I think hardships test one’s soul much more than the good times. Good times are easy. Hard times are demanding. They usually feel deeper. The hurt may last longer. These are the times when our spiritual journey is tested. It is often a time of prayer, patience and persistence. The key is what David did: to endure. For me hanging in there is much easy if I have a heart of faith and some friends to be with me and care for me.
If we read on in the Psalm, we get a sense of what David did. We read “how he swore to the Lord and vowed to the Mighty One of Jacob…” In effect, David made a promise. I find it fascinating to watch what his promise was. He did not promise something “if God got him out of the hardship.” I think David knew he was in a tough spot and he was not sure he would get out of it. This reminds me of so many people with whom I have been in the hospice program. They know they will not get a miraculous healing. But they begin to learn about a deeper healing---often a healing unto death.
We read about David’s vow. He says, “I will not enter my house or get into my bed; I will not give sleep to my eyes or slumber to my eyelids…” Clearly, I have broken off this sentence in mid-sentence. David is saying that he won’t do some things. The sentence begs to have the word, “until.” I won’t do certain things “until…” So we need to read further.
David says he won’t do certain things “until I find a place for the Lord, a dwelling-place for the Mighty One of Jacob.” I am a little surprised and fascinated by what David is promising to do. Interestingly, he does not ask to be delivered from the hardships. Instead he says he will find a place for God. The second thing he wants to do is a different way of saying the same thing: to find a dwelling place for God.
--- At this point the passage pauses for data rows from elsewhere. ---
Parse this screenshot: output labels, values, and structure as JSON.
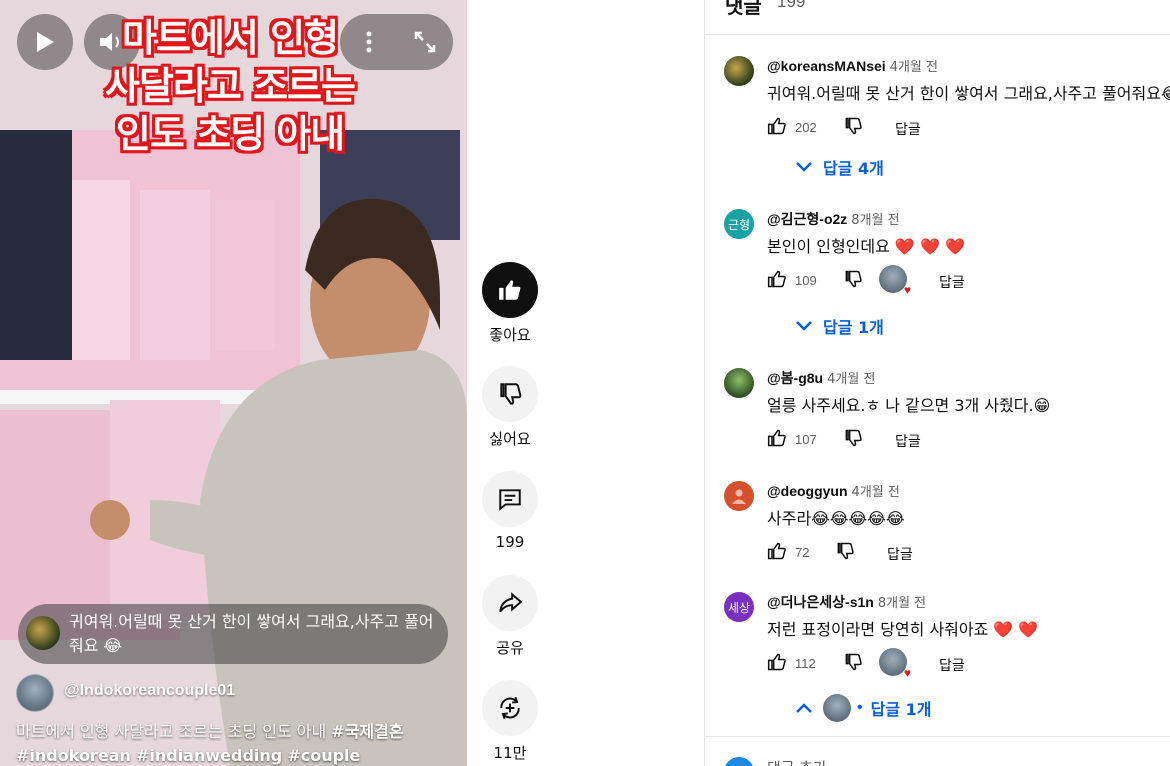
{
  "video": {
    "title_overlay": [
      "마트에서 인형",
      "사달라고 조르는",
      "인도 초딩 아내"
    ],
    "pinned_comment": "귀여워.어릴때 못 산거 한이 쌓여서 그래요,사주고 풀어줘요 😂",
    "channel": "@Indokoreancouple01",
    "description_text": "마트에서 인형 사달라고 조르는 초딩 인도 아내 ",
    "tags": [
      "#국제결혼",
      "#indokorean",
      "#indianwedding",
      "#couple"
    ]
  },
  "actions": {
    "like_label": "좋아요",
    "dislike_label": "싫어요",
    "comments_count": "199",
    "share_label": "공유",
    "remix_count": "11만"
  },
  "panel": {
    "title": "댓글",
    "count": "199",
    "add_comment_placeholder": "댓글 추가..."
  },
  "comments": [
    {
      "author": "@koreansMANsei",
      "time": "4개월 전",
      "text": "귀여워.어릴때 못 산거 한이 쌓여서 그래요,사주고 풀어줘요😂",
      "likes": "202",
      "reply": "답글",
      "replies": "답글 4개",
      "avatar_color": "#5a6b2a"
    },
    {
      "author": "@김근형-o2z",
      "time": "8개월 전",
      "text": "본인이 인형인데요 ❤️ ❤️ ❤️",
      "likes": "109",
      "reply": "답글",
      "replies": "답글 1개",
      "avatar_text": "근형",
      "avatar_color": "#1aa3a3"
    },
    {
      "author": "@봄-g8u",
      "time": "4개월 전",
      "text": "얼릉 사주세요.ㅎ 나 같으면 3개 사줬다.😁",
      "likes": "107",
      "reply": "답글",
      "avatar_color": "#4b7a3b"
    },
    {
      "author": "@deoggyun",
      "time": "4개월 전",
      "text": "사주라😂😂😂😂😂",
      "likes": "72",
      "reply": "답글",
      "avatar_color": "#d6502d"
    },
    {
      "author": "@더나은세상-s1n",
      "time": "8개월 전",
      "text": "저런 표정이라면 당연히 사줘아죠 ❤️ ❤️",
      "likes": "112",
      "reply": "답글",
      "replies": "답글 1개",
      "avatar_text": "세상",
      "avatar_color": "#7b2fbe"
    }
  ],
  "colors": {
    "accent_blue": "#065fd4",
    "overlay_red": "#e0161b"
  }
}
I think what David says is how necessary it is to have God in his life. He wants God in his heart (the “dwelling place”). I am sure he thinks that if he has God dwelling in his heart, then he can cope with any hardship. In fact, that is probably the only way to cope with and, perhaps, overcome a hardship that may never be taken away from us.
It is easy for me to plug myself into the story along with David. And the nice thing is to ponder this apart from any hardship I may be having. We can take a preventative approach by asking: do I have a place for God? This is not a building question; it is a heart question.
Do I have a place for God in my heart—my inner core? Have I provided a dwelling place for the Holy One deep within myself? Have I constructed an inner sanctuary of the soul where the Divinity and I can meet and be in communication and communion? This is the work of the soul---soul work at its best. Do you have a place for the Lord?